The ideal attributes of democratic voting procedures are in conflict, necessitating tradeoffs
Any good voting process1 has desirable attributes which can be summarized by three adjectives:
Integrity refers to whether the vote correctly reflects the true choice of every participant, without intimidation or incentivization. It also encompasses techniques that prove or disprove integrity. In particular, the voting process itself can be considered as having a higher integrity than another process if it allows such techniques.
Anonymity refers to the ability of participants to cast votes anonymously.
Remotability is a new word, referring to whether participants can, and the processes required to, participate without appearing at designated physical locations. “Remotability” has become very important during the Covid19 pandemic across many systems and processes. However, it is often seen as desirable to increase democratic engagement, and many jurisdictions have had some remote capability for years, commonly referred to as an “absentee” ballot.
Recent attention to electronic and blockchain-based voting processes allow researchers to analyze practical systems using clean, theoretical models. This analysis exposes attacks to traditional physical paper ballot systems that perhaps are overlooked because paper ballots have a history of mostly successful application.
Analysis has made it clear that these attributes are fundamentally opposed in many respects, in ways that perhaps the messy possibilities of physical presence and paper ballot election processes have previously obscured.
In this description “Mallory” is used as the name of the candidate or organization that garnering votes through some form of cheating.
If a voter is not present, they can sell or be intimidated into making a selection since the agent can be present with the voter and verify their selection. This is one purpose of physical voting booth isolation. The achievable volume is limited per agent.
Ironically, if Mallory has already co-opted the voting infrastructure or enforcement presence (such as the police or military), in-presence voting can undermine the democratic process since voters are forced to put themselves under the eye of the Mallory’s agents.
Blockchain solutions that allow electronic remote voting can be undermined by software exploits that mis-vote. A practical deterrent to this would be to require validation on independent devices. For example, a vote might be created by the participant’s phone and submitted and verified on a separate e-voting machine. But this requires presence.
Anonymous voting promotes integrity by preventing post-hoc sales and intimidation.
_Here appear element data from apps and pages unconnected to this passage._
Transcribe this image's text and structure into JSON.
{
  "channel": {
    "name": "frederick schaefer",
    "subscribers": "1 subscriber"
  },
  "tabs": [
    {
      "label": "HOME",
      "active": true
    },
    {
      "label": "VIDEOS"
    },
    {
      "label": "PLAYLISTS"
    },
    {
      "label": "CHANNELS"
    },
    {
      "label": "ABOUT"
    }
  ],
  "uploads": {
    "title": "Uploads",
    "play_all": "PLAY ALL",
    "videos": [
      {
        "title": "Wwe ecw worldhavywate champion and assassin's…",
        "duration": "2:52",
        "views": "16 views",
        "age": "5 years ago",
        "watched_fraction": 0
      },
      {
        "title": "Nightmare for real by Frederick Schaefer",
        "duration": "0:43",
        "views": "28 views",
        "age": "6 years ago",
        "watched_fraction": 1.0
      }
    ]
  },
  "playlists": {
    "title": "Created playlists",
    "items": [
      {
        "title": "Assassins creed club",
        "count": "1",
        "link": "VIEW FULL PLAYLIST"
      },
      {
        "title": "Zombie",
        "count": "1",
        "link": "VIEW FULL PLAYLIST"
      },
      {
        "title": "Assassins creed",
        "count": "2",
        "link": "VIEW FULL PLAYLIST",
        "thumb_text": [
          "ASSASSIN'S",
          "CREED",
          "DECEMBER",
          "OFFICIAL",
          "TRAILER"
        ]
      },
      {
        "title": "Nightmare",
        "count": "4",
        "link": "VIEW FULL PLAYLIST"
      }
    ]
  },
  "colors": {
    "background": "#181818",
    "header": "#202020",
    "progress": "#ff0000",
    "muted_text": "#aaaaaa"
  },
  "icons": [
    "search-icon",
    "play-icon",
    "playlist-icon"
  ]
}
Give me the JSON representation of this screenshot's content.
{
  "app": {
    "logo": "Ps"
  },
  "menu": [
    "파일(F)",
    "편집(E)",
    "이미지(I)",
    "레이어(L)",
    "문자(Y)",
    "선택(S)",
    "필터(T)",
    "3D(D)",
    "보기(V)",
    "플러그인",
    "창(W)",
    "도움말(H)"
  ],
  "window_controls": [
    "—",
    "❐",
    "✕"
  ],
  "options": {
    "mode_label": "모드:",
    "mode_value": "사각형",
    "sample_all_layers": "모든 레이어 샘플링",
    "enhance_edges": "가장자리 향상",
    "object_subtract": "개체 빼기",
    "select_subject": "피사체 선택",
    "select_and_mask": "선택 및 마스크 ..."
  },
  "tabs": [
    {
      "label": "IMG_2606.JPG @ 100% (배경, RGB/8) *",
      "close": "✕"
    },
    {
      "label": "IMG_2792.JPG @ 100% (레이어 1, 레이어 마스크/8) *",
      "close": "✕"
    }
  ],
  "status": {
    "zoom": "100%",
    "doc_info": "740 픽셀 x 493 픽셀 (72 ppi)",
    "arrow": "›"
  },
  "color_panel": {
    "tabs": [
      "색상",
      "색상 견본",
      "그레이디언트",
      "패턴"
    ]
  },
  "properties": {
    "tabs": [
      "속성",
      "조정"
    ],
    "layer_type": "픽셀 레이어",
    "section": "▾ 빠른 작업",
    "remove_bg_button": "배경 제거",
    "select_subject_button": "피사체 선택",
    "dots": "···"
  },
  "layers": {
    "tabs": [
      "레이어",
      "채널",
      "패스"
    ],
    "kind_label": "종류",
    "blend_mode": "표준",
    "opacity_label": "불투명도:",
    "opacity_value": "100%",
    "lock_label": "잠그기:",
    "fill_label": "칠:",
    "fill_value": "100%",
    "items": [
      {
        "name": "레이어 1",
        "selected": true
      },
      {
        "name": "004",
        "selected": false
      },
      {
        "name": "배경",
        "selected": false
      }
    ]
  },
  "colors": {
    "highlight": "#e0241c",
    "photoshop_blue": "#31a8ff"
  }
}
However, in paper ballot systems the loss of information implied by anonymity prevents voters from verifying that their vote was counted and that extra votes were not added.
Blockchain voting systems can solve some of these problems, via Token Shuffling (that preserve quantity while creating anonymity) and Merkle Tally Trees2.
In a Blockchain context, public/private keys allows voters to sell their key to another entity before the election. This entity could then sell blocks of votes, and it is likely that Mallory could verify the size of the block, since voting authority would likely respond to the question “am I registered to vote?”.
However, since the voter retains the key, they could “spoil” the transfer by also using it to vote (depending on the exact protocol followed if conflicting votes are discovered). But this could be dangerous since Mallory would know the voter “spoiled” their vote.
Even worse, Token Shuffling promotes anonymity but would allow a secure, unspoilable, validatable, transfer of a vote token to another entity before the election.
The attacks described above assume non-presence; if a present voter’s device must interact with a voting device, that allows only a single vote per “use”, it would be hard to vote in blocks, and not scalable, as Mallory’s agent would need to physically move to different polling stations to execute multiple votes even if he acquired multiple private keys or tokens.
Other options would entail limiting the token shuffle time and location window (undermining anonymity to some degree), or making it impossible to determine a-priori whether a token is real or fake (undermining registration).
Blockchain votes can be succinctly proven to have been included in a tally, unlike paper ballot votes, by using a Merkle Tally Tree2. However, post-hoc proofs allow post-hoc sales and intimidation.
Can fake or other votes be provided to voters so that they can present these to Mallory?
Paper ballot “independent” recounts require a certain level of trust as the ballots are transferred between counting organizations. Anonymous organizations cannot permissionlessly gain access to the paper ballots to execute their own recount.
However, any “independent” organization with that level of interaction with the voting authority is itself clearly a target for compromise.
Blockchain based systems solve this problem, with their public and permissionless record of voting.
 A voting process covers the specific system and activities required to identify participants and formally solicit their (possibly weighted) opinion. Terms like elections, referendums, and the passage of bills are both too specific and cover additional activities.